Hi Dean, First of all, thanks for sharing that interesting episode.  BTW, the watch is looking very good with the chestnut strap. I have to agree with everyone and say that watches are indeed made for wearing.  In fact, I tend to wear my watches too daringly (foolishly is the adjective my wife would use), like when I wore my PP 5146 to Costco (and got a scratch to prove it). Anyway, one short episode that comes to mind happened on a visit to Vegas.  It was late 2005 and my wife and I were visiting Vegas and L.A.  I had slipped into one of the smaller watch stores inside The Forum Shops at Ceasars (if I remember right), which I noticed carried AP's among others (no VC though).   A young salesman (whom I found out was still new at the store) approached me and, trying to get a better look at my watch, said "Is that a Girard Perregaux (if I remember right)?"  I told him that it was actually a VC and that it was a 250th anniversary model (I had on my RG Jubilee 1755).  Looking more closely at the details (guilloche dial, anniversary case design, etc.), he said "Wow, that is some watch!".  You could see that he really liked what he saw. We exchanged a few more words regarding my VC, at which point I said, "Uhhmm...I see you carry AP...Actually, I would like to see the new (at the time) RO 15300 with the new in-house calibre and see-through caseback".  Normally, you would expect the guy to shift to "salesman-mode" and try and make a sale but instead, the young man just looked at me and said.."With a watch like that, what for?!"... To date, I think it still one of the most flattering, and probably most sincere comments my Jubilee has ever gotten. Cheers! Kazumi

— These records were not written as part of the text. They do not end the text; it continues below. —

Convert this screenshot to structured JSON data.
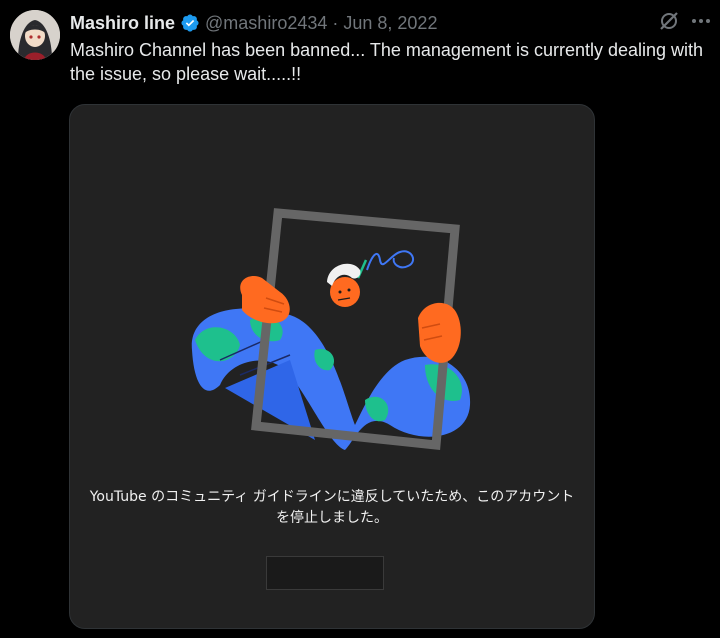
{
  "author": {
    "display_name": "Mashiro line",
    "handle": "@mashiro2434",
    "separator": "·",
    "date": "Jun 8, 2022"
  },
  "icons": {
    "avatar": "avatar-image",
    "verified": "verified-badge-icon",
    "grok": "grok-icon",
    "more": "more-icon"
  },
  "tweet": {
    "text": "Mashiro Channel has been banned... The management is currently dealing with the issue, so please wait.....!!"
  },
  "card": {
    "message": "YouTube のコミュニティ ガイドラインに違反していたため、このアカウントを停止しました。",
    "button_label": ""
  },
  "colors": {
    "background": "#000000",
    "card_background": "#222222",
    "verified_blue": "#1d9bf0",
    "muted_text": "#71767b",
    "primary_text": "#e7e9ea"
  }
}
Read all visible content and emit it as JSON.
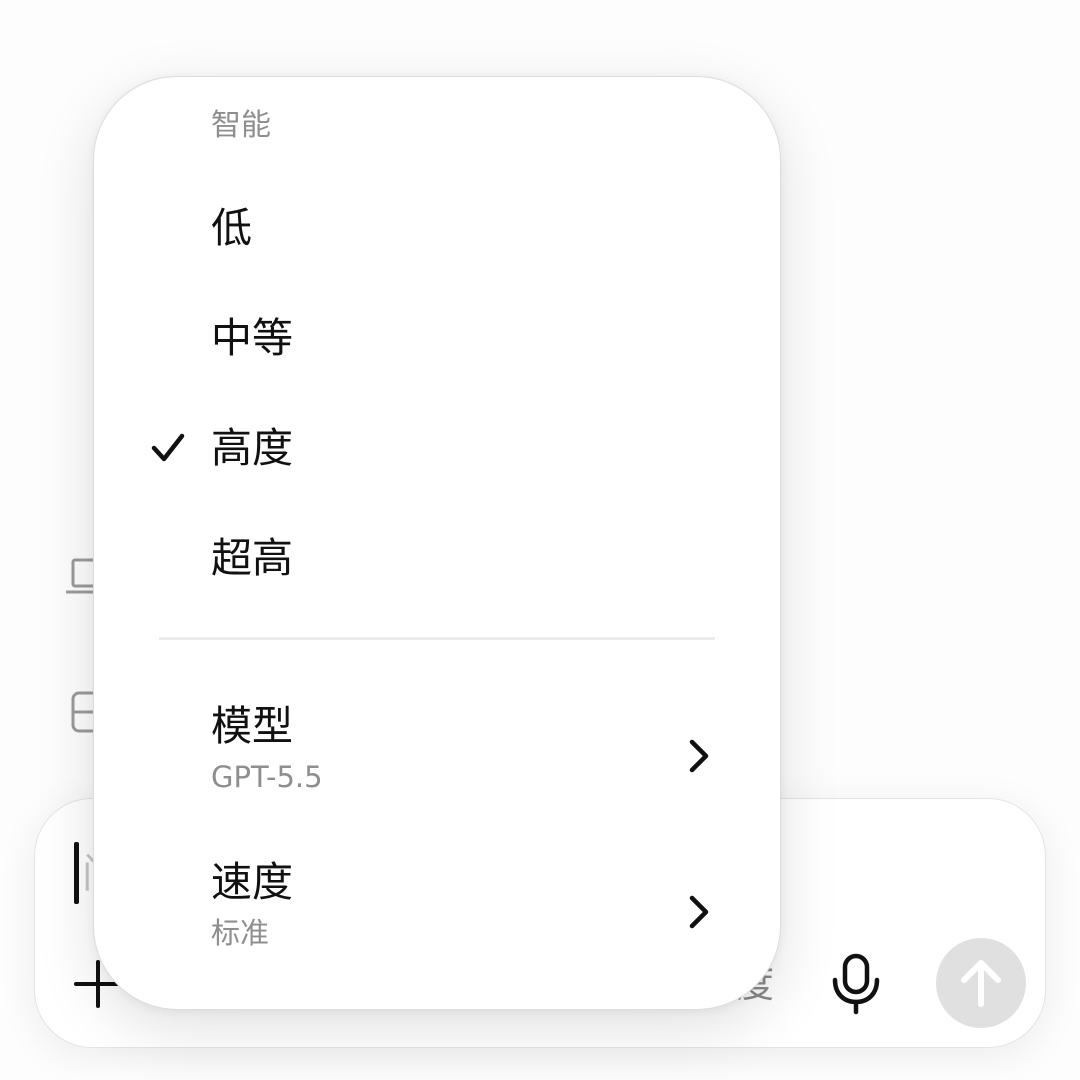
{
  "composer": {
    "placeholder_peek": "问",
    "intelligence_peek": "度",
    "icons": {
      "add": "plus-icon",
      "mic": "microphone-icon",
      "send": "arrow-up-icon"
    }
  },
  "background": {
    "icons": [
      "laptop-icon",
      "document-icon"
    ]
  },
  "menu": {
    "header": "智能",
    "items": [
      {
        "label": "低",
        "selected": false
      },
      {
        "label": "中等",
        "selected": false
      },
      {
        "label": "高度",
        "selected": true
      },
      {
        "label": "超高",
        "selected": false
      }
    ],
    "model": {
      "title": "模型",
      "value": "GPT-5.5"
    },
    "speed": {
      "title": "速度",
      "value": "标准"
    }
  },
  "colors": {
    "text_primary": "#111111",
    "text_secondary": "#8e8e8e",
    "send_disabled": "#e0e0e0"
  }
}
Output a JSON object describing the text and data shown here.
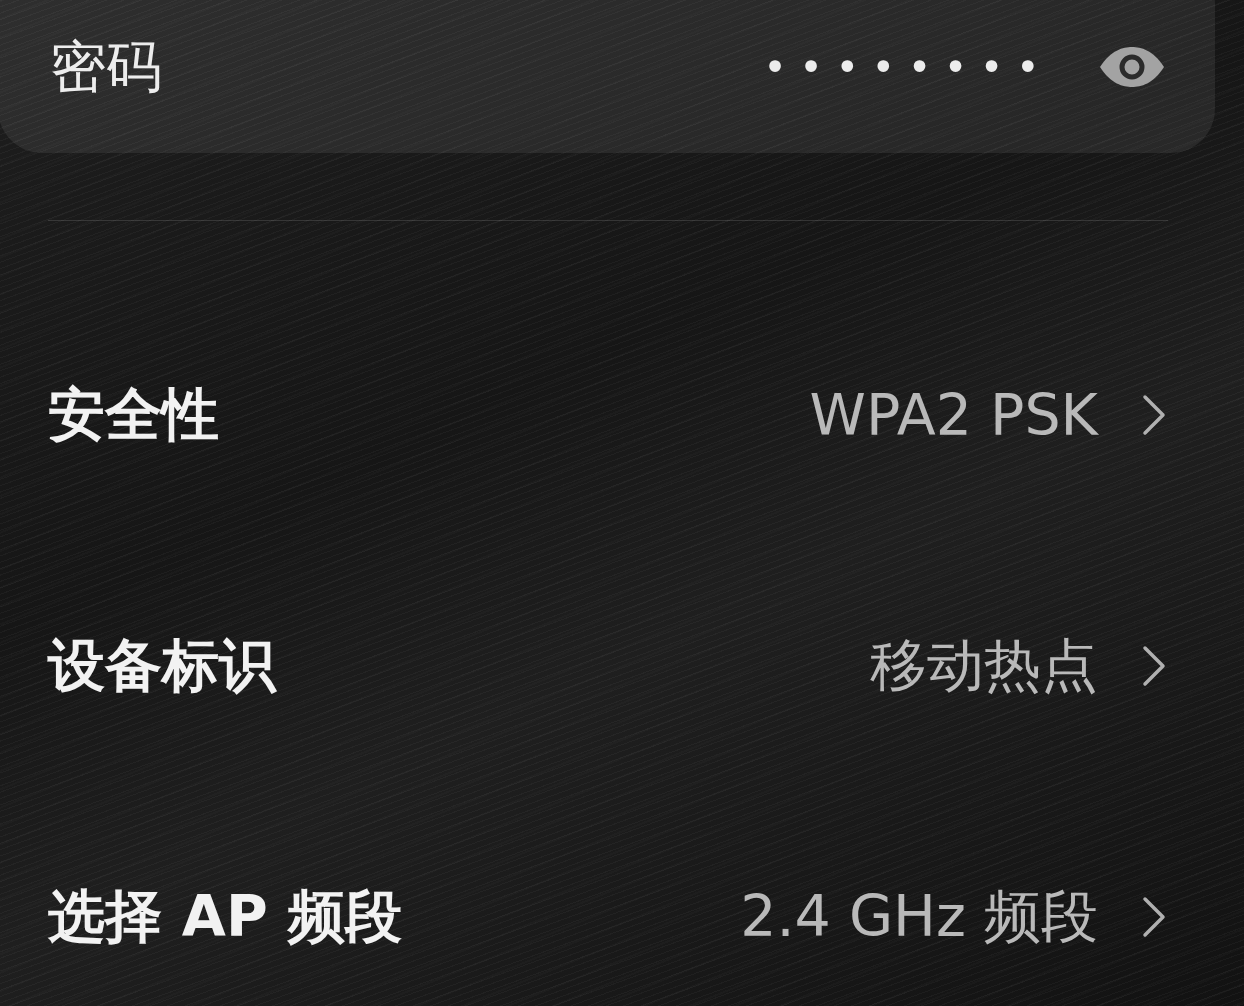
{
  "password_field": {
    "label": "密码",
    "value": "••••••••"
  },
  "settings": [
    {
      "label": "安全性",
      "value": "WPA2 PSK"
    },
    {
      "label": "设备标识",
      "value": "移动热点"
    },
    {
      "label": "选择 AP 频段",
      "value": "2.4 GHz 频段"
    }
  ]
}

Right On!
01/11/2009 - 20:10
Those Audemars guys know their place .   I was in the same shop once but couldn't get any attention from the staff because a group of VERY LARGE professional athletes (football or basketball?) were flashing their cash.  It was entertaining enough just to lean back and listen while these fellows horsed around and swore in a manner that would normally have the police called, but instead had the display cases opened wide.